Hawaii law specifically refers to homeschooling in Hawaii Rev. Stat. § 302A-1132(a)(5). To homeschool under this statute, you’ll need to follow these guidelines.

1. Submit a notice of intent.

You must provide a notice of intent before you begin homeschooling. The notice of intent should be given to the principal of the public school your child would attend if he or she were enrolled in public school.

You may choose to submit this notice either on Form 4140 (developed by the Hawaii Department of Education) or in a letter that includes the name, address, telephone number, birth date, and grade level of the child and the parent’s signature. You are not required to submit both.

HSLDA members can use our notice of intent form, available below, which lists the minimum information that parents must provide. Parents may also create their own notice of intent, so long as they include all the required information.

Finally, you must also notify the principal if you are no longer homeschooling.

2. Ensure your curriculum complies with the statute.

There are no required subjects to be taught, but your curriculum must “be structured and based on educational objectives as well as the needs of the child, be cumulative and sequential, provide a range of up-to-date knowledge and needed skills, and take into account the interests, needs, and abilities of the child.”

According to the statute:

  • An elementary school curriculum may include language arts, math, social studies, science, art, music, health, and physical education.
  • A secondary school curriculum may include social studies, English, mathematics, science, health, physical education, and guidance.

3. Keep records.

You must keep “a record of the planned curriculum,” which must include:

  • the commencement date and ending date of the homeschool program,
  • the number of hours per week of instruction,
  • the subjects to be covered,
  • the method used to determine mastery of materials and subjects in the curriculum, and
  • a list of textbooks or other instructional materials.

The list should be in standard bibliographical format (the author, title, publisher, and date of publication should be indicated).

4. Submit annual progress reports.

You must submit an annual report of your child’s progress to your local principal.

For grades 3, 5, 8, and 10, parents must submit the results of a criterion or norm-referenced standardized achievement test of the parents’ choice, which demonstrates grade-level achievement appropriate to their child’s age.

For all other grades, the annual progress report may be one of the following:

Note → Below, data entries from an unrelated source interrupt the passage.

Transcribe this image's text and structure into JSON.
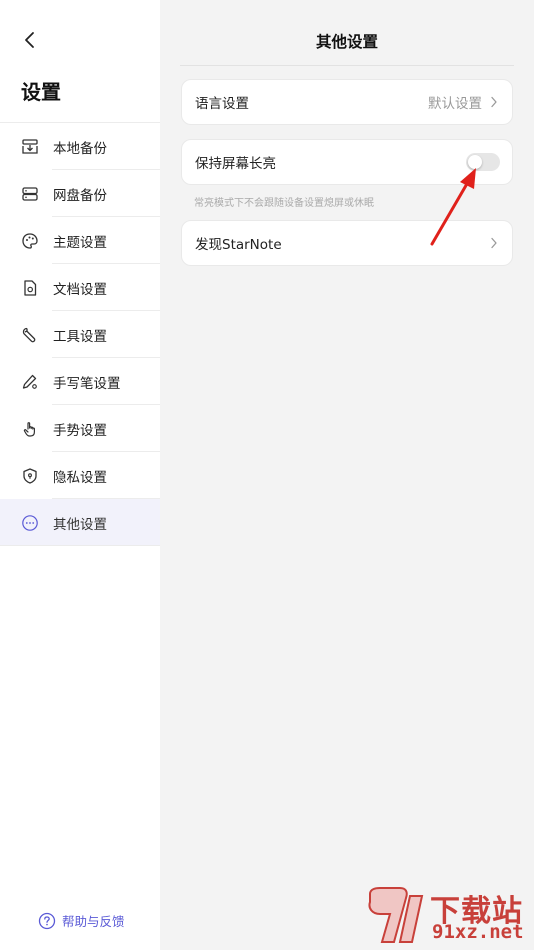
{
  "sidebar": {
    "title": "设置",
    "items": [
      {
        "label": "本地备份",
        "icon": "local-backup-icon"
      },
      {
        "label": "网盘备份",
        "icon": "cloud-drive-icon"
      },
      {
        "label": "主题设置",
        "icon": "palette-icon"
      },
      {
        "label": "文档设置",
        "icon": "document-gear-icon"
      },
      {
        "label": "工具设置",
        "icon": "wrench-icon"
      },
      {
        "label": "手写笔设置",
        "icon": "pen-gear-icon"
      },
      {
        "label": "手势设置",
        "icon": "hand-gesture-icon"
      },
      {
        "label": "隐私设置",
        "icon": "shield-icon"
      },
      {
        "label": "其他设置",
        "icon": "more-circle-icon",
        "active": true
      }
    ],
    "help_label": "帮助与反馈"
  },
  "main": {
    "title": "其他设置",
    "language": {
      "label": "语言设置",
      "value": "默认设置"
    },
    "screen": {
      "label": "保持屏幕长亮",
      "enabled": false,
      "hint": "常亮模式下不会跟随设备设置熄屏或休眠"
    },
    "discover": {
      "label": "发现StarNote"
    }
  },
  "watermark": {
    "line1": "下载站",
    "line2": "91xz.net"
  },
  "colors": {
    "accent": "#5a5ad6",
    "active_bg": "#f2f2fb",
    "arrow": "#e0211b",
    "watermark": "#c8403a"
  }
}
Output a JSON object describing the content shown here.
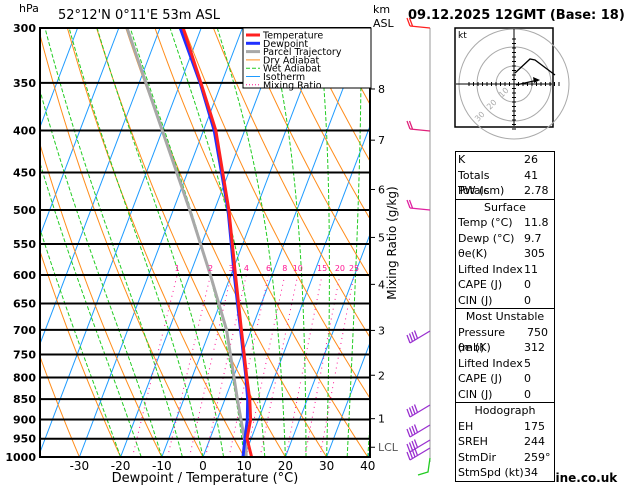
{
  "header": {
    "location": "52°12'N  0°11'E  53m  ASL",
    "datetime": "09.12.2025  12GMT  (Base: 18)",
    "left_unit": "hPa",
    "right_unit_top": "km",
    "right_unit_bottom": "ASL"
  },
  "hodograph": {
    "unit_label": "kt",
    "ring_labels": [
      "10",
      "20",
      "30"
    ]
  },
  "indices": {
    "rows": [
      {
        "label": "K",
        "value": "26"
      },
      {
        "label": "Totals Totals",
        "value": "41"
      },
      {
        "label": "PW (cm)",
        "value": "2.78"
      }
    ]
  },
  "surface": {
    "title": "Surface",
    "rows": [
      {
        "label": "Temp (°C)",
        "value": "11.8"
      },
      {
        "label": "Dewp (°C)",
        "value": "9.7"
      },
      {
        "label": "θe(K)",
        "value": "305"
      },
      {
        "label": "Lifted Index",
        "value": "11"
      },
      {
        "label": "CAPE (J)",
        "value": "0"
      },
      {
        "label": "CIN (J)",
        "value": "0"
      }
    ]
  },
  "most_unstable": {
    "title": "Most Unstable",
    "rows": [
      {
        "label": "Pressure (mb)",
        "value": "750"
      },
      {
        "label": "θe (K)",
        "value": "312"
      },
      {
        "label": "Lifted Index",
        "value": "5"
      },
      {
        "label": "CAPE (J)",
        "value": "0"
      },
      {
        "label": "CIN (J)",
        "value": "0"
      }
    ]
  },
  "hodograph_stats": {
    "title": "Hodograph",
    "rows": [
      {
        "label": "EH",
        "value": "175"
      },
      {
        "label": "SREH",
        "value": "244"
      },
      {
        "label": "StmDir",
        "value": "259°"
      },
      {
        "label": "StmSpd (kt)",
        "value": "34"
      }
    ]
  },
  "footer": {
    "copyright": "© weatheronline.co.uk"
  },
  "chart_data": {
    "type": "line",
    "subtype": "skew-T log-p",
    "xlabel": "Dewpoint / Temperature (°C)",
    "ylabel": "hPa",
    "y2label": "Mixing Ratio (g/kg)",
    "xlim": [
      -40,
      40
    ],
    "ylim": [
      1000,
      300
    ],
    "y_scale": "log",
    "x_ticks": [
      -30,
      -20,
      -10,
      0,
      10,
      20,
      30,
      40
    ],
    "pressure_ticks": [
      300,
      350,
      400,
      450,
      500,
      550,
      600,
      650,
      700,
      750,
      800,
      850,
      900,
      950,
      1000
    ],
    "km_ticks": [
      {
        "label": "8",
        "p": 356
      },
      {
        "label": "7",
        "p": 411
      },
      {
        "label": "6",
        "p": 472
      },
      {
        "label": "5",
        "p": 540
      },
      {
        "label": "4",
        "p": 616
      },
      {
        "label": "3",
        "p": 701
      },
      {
        "label": "2",
        "p": 795
      },
      {
        "label": "1",
        "p": 898
      },
      {
        "label": "LCL",
        "p": 973
      }
    ],
    "mixing_ratio_labels": [
      "1",
      "2",
      "3",
      "4",
      "6",
      "8",
      "10",
      "15",
      "20",
      "25"
    ],
    "mixing_ratio_label_p": 600,
    "legend": {
      "placement": "top-right",
      "entries": [
        {
          "name": "Temperature",
          "color": "#ff2020"
        },
        {
          "name": "Dewpoint",
          "color": "#2030ff"
        },
        {
          "name": "Parcel Trajectory",
          "color": "#a8a8a8"
        },
        {
          "name": "Dry Adiabat",
          "color": "#ff8c1a"
        },
        {
          "name": "Wet Adiabat",
          "color": "#22cc22"
        },
        {
          "name": "Isotherm",
          "color": "#1e9bff"
        },
        {
          "name": "Mixing Ratio",
          "color": "#ff1493"
        }
      ]
    },
    "series": [
      {
        "name": "Temperature",
        "color": "#ff2020",
        "pressure": [
          1000,
          950,
          900,
          850,
          800,
          700,
          600,
          500,
          400,
          350,
          300
        ],
        "values": [
          11.8,
          9.0,
          8.1,
          6.0,
          3.3,
          -2.4,
          -8.9,
          -16.5,
          -27.0,
          -35.0,
          -44.4
        ]
      },
      {
        "name": "Dewpoint",
        "color": "#2030ff",
        "pressure": [
          1000,
          950,
          900,
          850,
          800,
          700,
          600,
          500,
          400,
          350,
          300
        ],
        "values": [
          9.7,
          8.5,
          7.3,
          5.5,
          3.1,
          -2.6,
          -9.2,
          -16.7,
          -27.4,
          -35.2,
          -45.1
        ]
      },
      {
        "name": "Parcel Trajectory",
        "color": "#a8a8a8",
        "pressure": [
          1000,
          973,
          850,
          700,
          600,
          500,
          400,
          300
        ],
        "values": [
          10.5,
          9.5,
          3.0,
          -6.0,
          -15.0,
          -26.0,
          -40.0,
          -58.0
        ]
      }
    ]
  }
}
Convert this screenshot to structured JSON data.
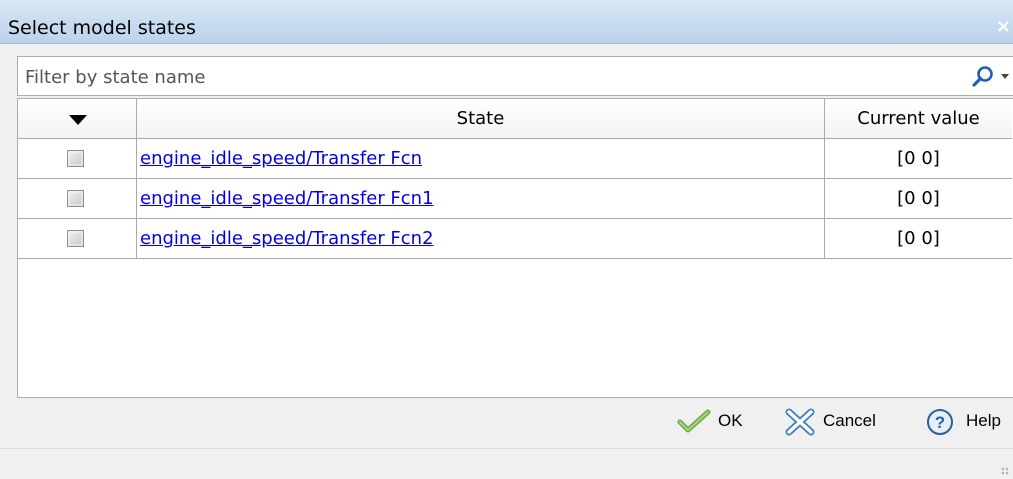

  • a score on a nationally normed standardized achievement test, which must demonstrate grade-level achievement appropriate to the child’s age,
  • progress on a nationally normed standardized test that is equivalent to one grade level per calendar year,
  • a written evaluation by a Hawaii-certified teacher,
  • a written evaluation by the parent (should include description of progress in each subject area, samples of the child’s work, and tests and assignments with grades, if grades are given) that demonstrates progress, or
  • the results of Hawaii’s Statewide Testing Program, if the parent chooses “to have the child participate in the school’s testing program.”